:: EXERCISE BRIEF ::
Look through the records and copy every line in which "icons" appears.

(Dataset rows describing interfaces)

----------

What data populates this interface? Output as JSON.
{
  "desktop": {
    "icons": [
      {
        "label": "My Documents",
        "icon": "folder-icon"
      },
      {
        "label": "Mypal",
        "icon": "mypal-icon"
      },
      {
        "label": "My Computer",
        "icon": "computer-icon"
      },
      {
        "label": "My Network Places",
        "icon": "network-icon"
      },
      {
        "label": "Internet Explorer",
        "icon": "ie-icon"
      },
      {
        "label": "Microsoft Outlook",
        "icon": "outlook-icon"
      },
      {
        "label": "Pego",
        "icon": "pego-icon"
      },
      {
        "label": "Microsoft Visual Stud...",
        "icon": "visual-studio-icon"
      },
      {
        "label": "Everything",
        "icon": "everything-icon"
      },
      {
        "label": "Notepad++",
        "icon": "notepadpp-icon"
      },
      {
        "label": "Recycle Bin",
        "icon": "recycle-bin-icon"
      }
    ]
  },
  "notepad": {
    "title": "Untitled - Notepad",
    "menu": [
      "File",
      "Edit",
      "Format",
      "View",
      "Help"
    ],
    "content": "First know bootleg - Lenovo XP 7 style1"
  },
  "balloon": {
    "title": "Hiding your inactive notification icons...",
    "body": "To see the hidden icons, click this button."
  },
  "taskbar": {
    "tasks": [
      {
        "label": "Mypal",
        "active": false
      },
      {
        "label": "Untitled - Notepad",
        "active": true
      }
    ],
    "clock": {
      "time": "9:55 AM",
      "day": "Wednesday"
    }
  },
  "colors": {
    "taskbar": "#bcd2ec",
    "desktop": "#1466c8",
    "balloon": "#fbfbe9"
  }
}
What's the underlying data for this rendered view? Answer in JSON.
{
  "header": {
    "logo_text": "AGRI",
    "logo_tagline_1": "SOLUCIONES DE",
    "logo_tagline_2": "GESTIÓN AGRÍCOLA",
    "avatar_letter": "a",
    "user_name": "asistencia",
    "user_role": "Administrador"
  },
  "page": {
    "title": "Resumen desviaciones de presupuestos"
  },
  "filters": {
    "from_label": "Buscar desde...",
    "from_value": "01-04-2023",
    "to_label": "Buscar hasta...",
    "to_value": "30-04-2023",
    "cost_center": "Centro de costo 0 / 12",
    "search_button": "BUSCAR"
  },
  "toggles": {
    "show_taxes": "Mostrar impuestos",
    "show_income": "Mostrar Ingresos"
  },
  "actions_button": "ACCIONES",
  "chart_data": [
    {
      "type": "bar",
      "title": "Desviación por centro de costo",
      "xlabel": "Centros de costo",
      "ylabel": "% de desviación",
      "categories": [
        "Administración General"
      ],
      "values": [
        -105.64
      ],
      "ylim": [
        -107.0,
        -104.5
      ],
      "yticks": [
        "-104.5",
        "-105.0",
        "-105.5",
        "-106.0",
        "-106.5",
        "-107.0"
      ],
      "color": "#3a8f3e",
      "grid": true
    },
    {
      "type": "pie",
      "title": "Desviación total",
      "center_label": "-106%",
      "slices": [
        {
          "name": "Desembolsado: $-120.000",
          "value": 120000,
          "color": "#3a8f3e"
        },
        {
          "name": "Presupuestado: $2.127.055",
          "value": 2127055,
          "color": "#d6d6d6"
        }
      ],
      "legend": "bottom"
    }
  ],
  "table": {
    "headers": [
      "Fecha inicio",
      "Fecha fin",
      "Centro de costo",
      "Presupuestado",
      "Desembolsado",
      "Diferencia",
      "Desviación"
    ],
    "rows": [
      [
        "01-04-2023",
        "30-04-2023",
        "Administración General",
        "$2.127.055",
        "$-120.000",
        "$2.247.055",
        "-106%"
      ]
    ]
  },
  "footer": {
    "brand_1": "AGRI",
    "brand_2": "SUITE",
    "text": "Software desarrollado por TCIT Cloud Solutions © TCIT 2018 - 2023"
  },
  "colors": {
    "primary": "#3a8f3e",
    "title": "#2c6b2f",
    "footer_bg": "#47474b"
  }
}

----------

:: ANSWER TO THIS PROBLEM ::
    "icons": [
    "title": "Hiding your inactive notification icons...",
    "body": "To see the hidden icons, click this button."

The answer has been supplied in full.